Forecasters warn water levels could rise further and cause more destruction as rescue teams continue search for survivors
Survivors of the landslides in north-western China are braced for further misery as forecasters predict more heavy rains.
At least 702 people died when mud and debris swept through Zhouqu, in Gansu province, late on Saturday night and 1,042 are missing. There is little hope of finding more survivors among what are thought to be the hundreds who were buried alive in metres of sludge.
The 10,000 rescue and relief workers are continuing to search for bodies but attention is turning to the threat of disease.
Crews in protective suits have sprayed chemical disinfectant across the ground and over machinery.
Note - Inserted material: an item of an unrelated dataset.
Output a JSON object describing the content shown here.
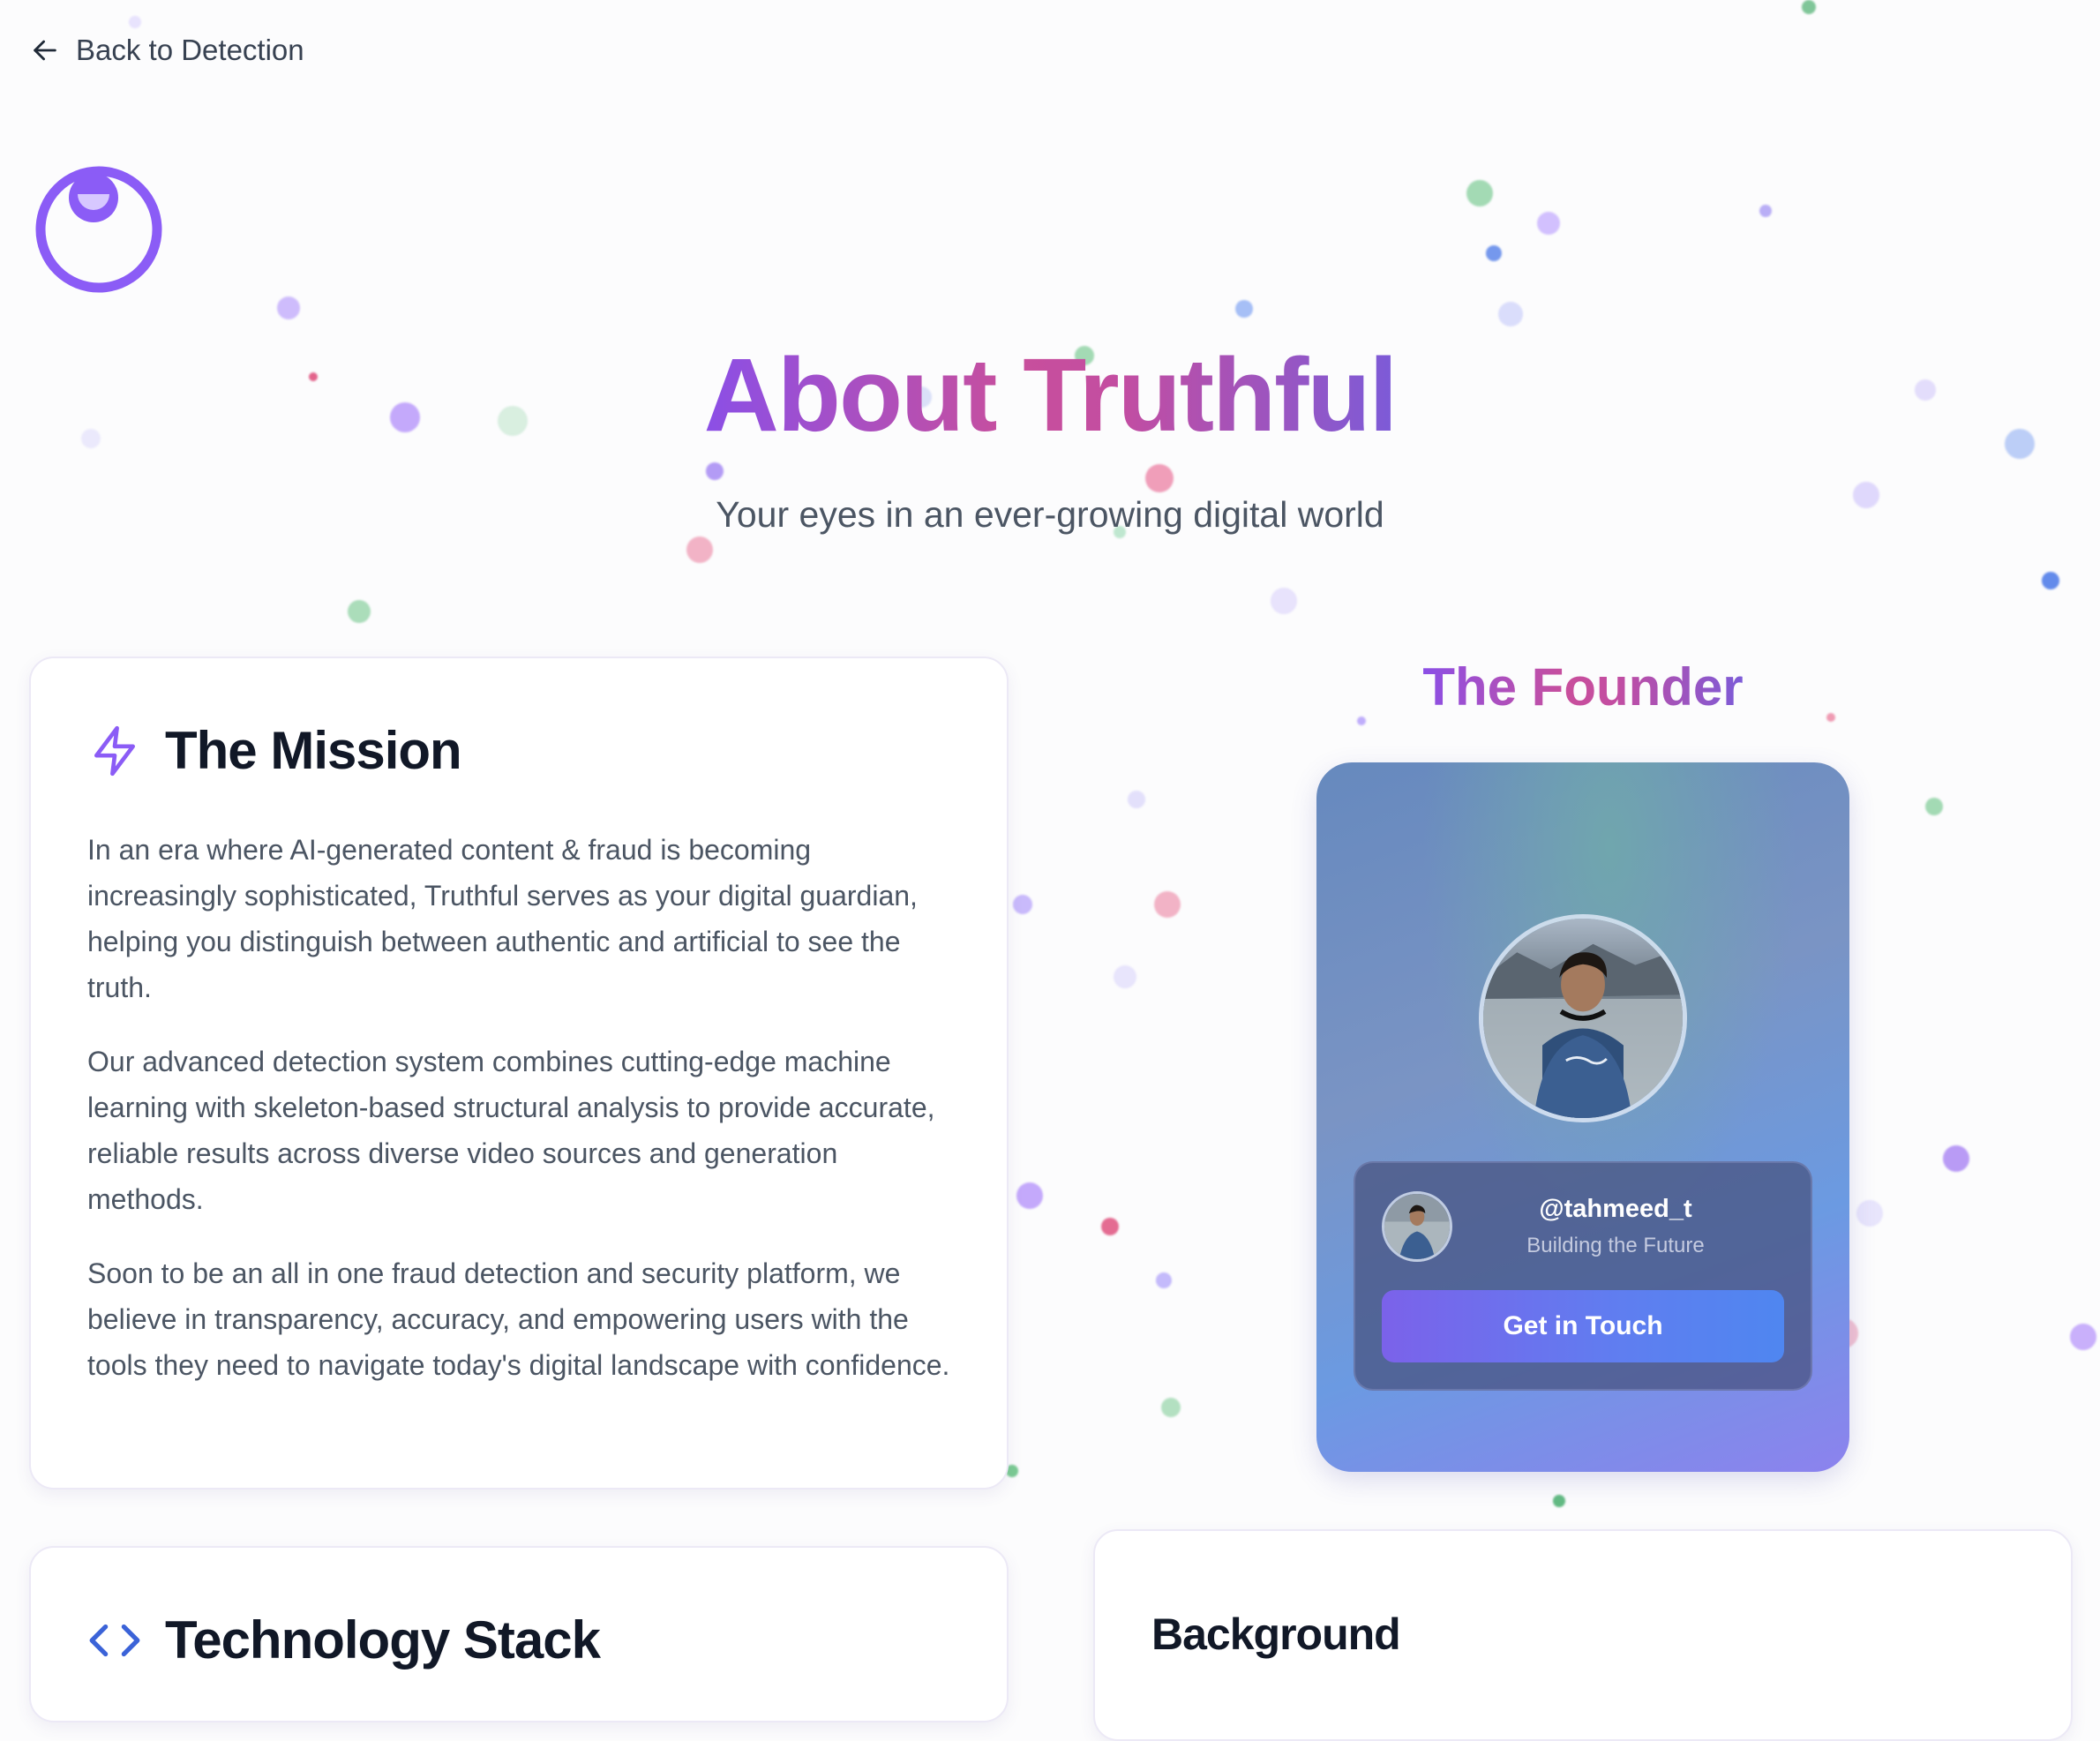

State media has reported numerous cases of dysentery and warned of a serious shortage of drinking water, with most local sources destroyed or polluted.
One survivor, Yang Jianjie, gave a graphic description of the moment landslides engulfed the county seat. He stood hand in hand with his parents and grandfather on the roof of their home as the tide of mud swept towards them – only to be separated as the two-storey building collapsed.
“Mud and rocks slammed my parents and grandfather in the face and buried them,” the 20-year-old told the China Daily newspaper.
The Bailong river burst its banks, sending water coursing through the narrow valley.
Shen Si watched as troops dug at the site of her buried home to reach the bodies of her relatives. “My mother and father were in their 60s and my younger brothers, all three of them, are buried here in our house still,” she said.
Torrential rains on Saturday night triggered the landslide and flooding. Experts have said 2008′s earthquake in neighbouring Sichuan loosened rock faces. But government reports show that officials had been warning for years that deforestation and rapid hydro development were increasing the risk of landslips in the area.
“This has happened before. The government knew it could happen again and did nothing to prevent it,” said a farmer called Yang, who did not want to give his full name. Five of his relatives were buried in the mudslide and he was digging to find them.
There are concerns the barrier lake that has formed could overflow or burst, especially if there is further rain. Soldiers have been blasting explosives at the barrier to clear debris and help reduce water levels. Tens of thousands of people have been evacuated.
Separately, a Chinese paper reported that residents along the north bank of the Yellow river in Henan province fear for their lives after heavy rain gouged holes in a newly built flood control dam.
“Every time when we hear the rain is coming we are too scared to sleep in the evening,” a party secretary from one village was quoted as saying in Dahe Daily.
Wang Dayong, head of the Yellow River Affairs Bureau of Yuanyang, acknowledged the dam had been damaged but told the Global Times reports were exaggerated and the structure was strong enough.